     It was working with the Wingverse that helped give me a good grasp of the "chessmaster" type of character. I've used some such in my writing for years, of course, but the Wingverse helped point up how such people worked far better than I had yet managed to really grasp at the time. Treize Khrushrenada, for instance, turns out to have been playing all sides for his own goal, so well that even after he was killed his engame was still playing out.


     The games and scenarios we devised all took place after the main stories, which allowed us some freedom of decision and action. As with many of my RPG experiences, they also allowed me to insert various components of my own writing universes and test out how they worked in various ways.


     During this time, I finally understood how certain elements of my main universe would come to play out – and created one of my favorite, as-yet-unpublished, characters, the would-be knight of the future, Jared Engelshand. The creation of Jared, his family, and realization of who they really were and why they existed brought more of my main universe into focus (and rippled back into my earlier stuff – "Nike", one of the five mysterious young people seen in Phoenix Rising, is Nike Engelshand and a distant ancestor of Jared).

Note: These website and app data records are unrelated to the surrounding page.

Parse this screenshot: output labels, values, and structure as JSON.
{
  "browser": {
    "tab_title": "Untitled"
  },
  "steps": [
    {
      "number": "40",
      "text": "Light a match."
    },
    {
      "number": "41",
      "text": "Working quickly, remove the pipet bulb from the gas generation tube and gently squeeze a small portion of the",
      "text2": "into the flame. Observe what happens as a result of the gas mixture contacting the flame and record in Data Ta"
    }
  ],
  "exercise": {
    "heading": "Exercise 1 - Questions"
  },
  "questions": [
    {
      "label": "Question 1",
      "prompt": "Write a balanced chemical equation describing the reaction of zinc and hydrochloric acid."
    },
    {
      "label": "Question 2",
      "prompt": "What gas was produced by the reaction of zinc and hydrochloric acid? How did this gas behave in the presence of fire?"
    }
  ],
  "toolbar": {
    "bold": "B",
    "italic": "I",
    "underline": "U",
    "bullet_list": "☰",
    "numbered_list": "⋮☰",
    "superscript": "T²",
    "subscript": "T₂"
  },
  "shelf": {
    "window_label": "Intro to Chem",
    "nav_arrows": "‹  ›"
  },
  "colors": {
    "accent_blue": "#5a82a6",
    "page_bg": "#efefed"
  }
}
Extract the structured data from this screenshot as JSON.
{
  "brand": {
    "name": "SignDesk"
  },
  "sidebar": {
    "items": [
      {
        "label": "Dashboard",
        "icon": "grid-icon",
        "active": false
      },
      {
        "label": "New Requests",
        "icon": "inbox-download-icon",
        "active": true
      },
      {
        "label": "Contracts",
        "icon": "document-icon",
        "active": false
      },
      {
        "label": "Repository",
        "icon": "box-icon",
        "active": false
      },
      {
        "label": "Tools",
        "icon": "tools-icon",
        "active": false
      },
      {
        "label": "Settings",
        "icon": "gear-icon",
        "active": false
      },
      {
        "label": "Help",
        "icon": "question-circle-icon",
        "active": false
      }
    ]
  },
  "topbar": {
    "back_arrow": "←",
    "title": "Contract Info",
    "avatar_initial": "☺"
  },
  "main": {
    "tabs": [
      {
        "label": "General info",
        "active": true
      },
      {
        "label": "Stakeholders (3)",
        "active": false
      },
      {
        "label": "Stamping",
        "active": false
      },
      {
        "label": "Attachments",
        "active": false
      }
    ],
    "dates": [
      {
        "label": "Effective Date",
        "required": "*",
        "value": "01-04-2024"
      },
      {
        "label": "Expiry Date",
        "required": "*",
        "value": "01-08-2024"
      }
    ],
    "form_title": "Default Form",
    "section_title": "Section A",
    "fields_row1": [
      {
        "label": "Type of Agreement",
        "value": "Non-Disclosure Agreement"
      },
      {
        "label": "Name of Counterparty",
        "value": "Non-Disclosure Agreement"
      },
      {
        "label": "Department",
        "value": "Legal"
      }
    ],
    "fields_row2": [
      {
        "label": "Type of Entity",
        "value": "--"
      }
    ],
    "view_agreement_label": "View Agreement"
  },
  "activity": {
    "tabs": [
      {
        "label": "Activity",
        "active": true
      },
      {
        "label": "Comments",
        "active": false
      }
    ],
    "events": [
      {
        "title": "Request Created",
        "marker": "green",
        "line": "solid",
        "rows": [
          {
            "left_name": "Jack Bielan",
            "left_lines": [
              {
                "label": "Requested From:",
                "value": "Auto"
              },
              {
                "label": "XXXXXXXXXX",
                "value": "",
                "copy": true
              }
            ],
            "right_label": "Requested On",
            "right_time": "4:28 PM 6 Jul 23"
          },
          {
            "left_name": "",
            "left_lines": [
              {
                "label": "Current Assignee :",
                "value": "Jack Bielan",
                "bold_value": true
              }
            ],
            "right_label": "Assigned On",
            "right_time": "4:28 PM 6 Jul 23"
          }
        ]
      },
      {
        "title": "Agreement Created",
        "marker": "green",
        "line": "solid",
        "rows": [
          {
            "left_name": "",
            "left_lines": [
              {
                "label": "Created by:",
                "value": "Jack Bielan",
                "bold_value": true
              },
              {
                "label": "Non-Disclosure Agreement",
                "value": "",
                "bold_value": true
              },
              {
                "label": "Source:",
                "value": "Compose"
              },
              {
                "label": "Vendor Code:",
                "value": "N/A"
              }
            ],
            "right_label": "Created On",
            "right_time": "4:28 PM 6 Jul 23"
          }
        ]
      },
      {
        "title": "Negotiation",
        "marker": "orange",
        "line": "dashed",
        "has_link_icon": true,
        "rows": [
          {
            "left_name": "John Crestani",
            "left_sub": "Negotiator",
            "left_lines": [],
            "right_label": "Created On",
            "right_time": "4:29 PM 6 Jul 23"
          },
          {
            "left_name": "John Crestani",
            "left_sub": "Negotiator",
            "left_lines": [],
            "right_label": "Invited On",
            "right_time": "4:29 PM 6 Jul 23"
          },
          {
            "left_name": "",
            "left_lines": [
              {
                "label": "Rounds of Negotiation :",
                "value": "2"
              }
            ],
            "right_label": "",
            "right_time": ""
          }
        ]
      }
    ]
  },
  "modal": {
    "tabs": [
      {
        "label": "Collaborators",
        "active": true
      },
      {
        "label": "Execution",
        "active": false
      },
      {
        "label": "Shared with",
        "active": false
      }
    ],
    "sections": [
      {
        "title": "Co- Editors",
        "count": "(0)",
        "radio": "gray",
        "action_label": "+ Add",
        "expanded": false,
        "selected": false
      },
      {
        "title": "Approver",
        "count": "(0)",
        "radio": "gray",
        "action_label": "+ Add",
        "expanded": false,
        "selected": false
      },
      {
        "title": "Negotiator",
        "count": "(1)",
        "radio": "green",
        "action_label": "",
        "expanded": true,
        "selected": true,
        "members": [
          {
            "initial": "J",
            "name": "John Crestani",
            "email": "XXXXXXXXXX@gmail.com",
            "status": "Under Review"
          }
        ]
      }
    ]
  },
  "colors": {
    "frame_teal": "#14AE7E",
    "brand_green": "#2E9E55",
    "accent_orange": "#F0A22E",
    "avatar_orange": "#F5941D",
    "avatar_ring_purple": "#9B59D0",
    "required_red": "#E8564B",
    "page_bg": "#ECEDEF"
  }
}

     It also clarified how many elements of Kathleen's universe integrated with mine. Kathy's influence on my writing cannot be overstated; she not only helped teach me how to write anything involving complex characters, she also has worked with me to develop my world and even to combine elements of the world she was working on long before she met me into a shared universe. The major stories published are, admittedly, mostly my universe, but they have elements of her work in them… and could not exist at all had I not met her; even Jason Wood's saga includes elements which had their origin in Kathy's own work.


     Thus, in several ways Gundam Wing was something of a turning point for me and my writing. It cleared up many questions about the future of my universe, and triggered a much more sweeping combination of my ideas and those of Kathleen. Kathy wrote a considerable amount of Gundam Wing fanfiction, in which I had some input, but as we progressed it became clear that what we wanted to eventually do is take the core ideas and write our own stories, which by this time would not resemble the original very closely at all.


     I haven't yet gotten to those stories – I feel that telling the chronologically earlier history is necessary, especially to lay groundwork for what happens in the far future – but they are waiting, ready for when the time comes that Jared Engelshand, the supremely self-confident and arrogantly clueless son of nobility, meets up with a certain young man who demolishes Jared's illusions… and triggers the transformation of their world.


     And when I write those stories – with Kathleen, as there is no way I can write some of this without her help – I will always remember how it started with Mobile Suit Gundam Wing.





Your comments or questions welcomed!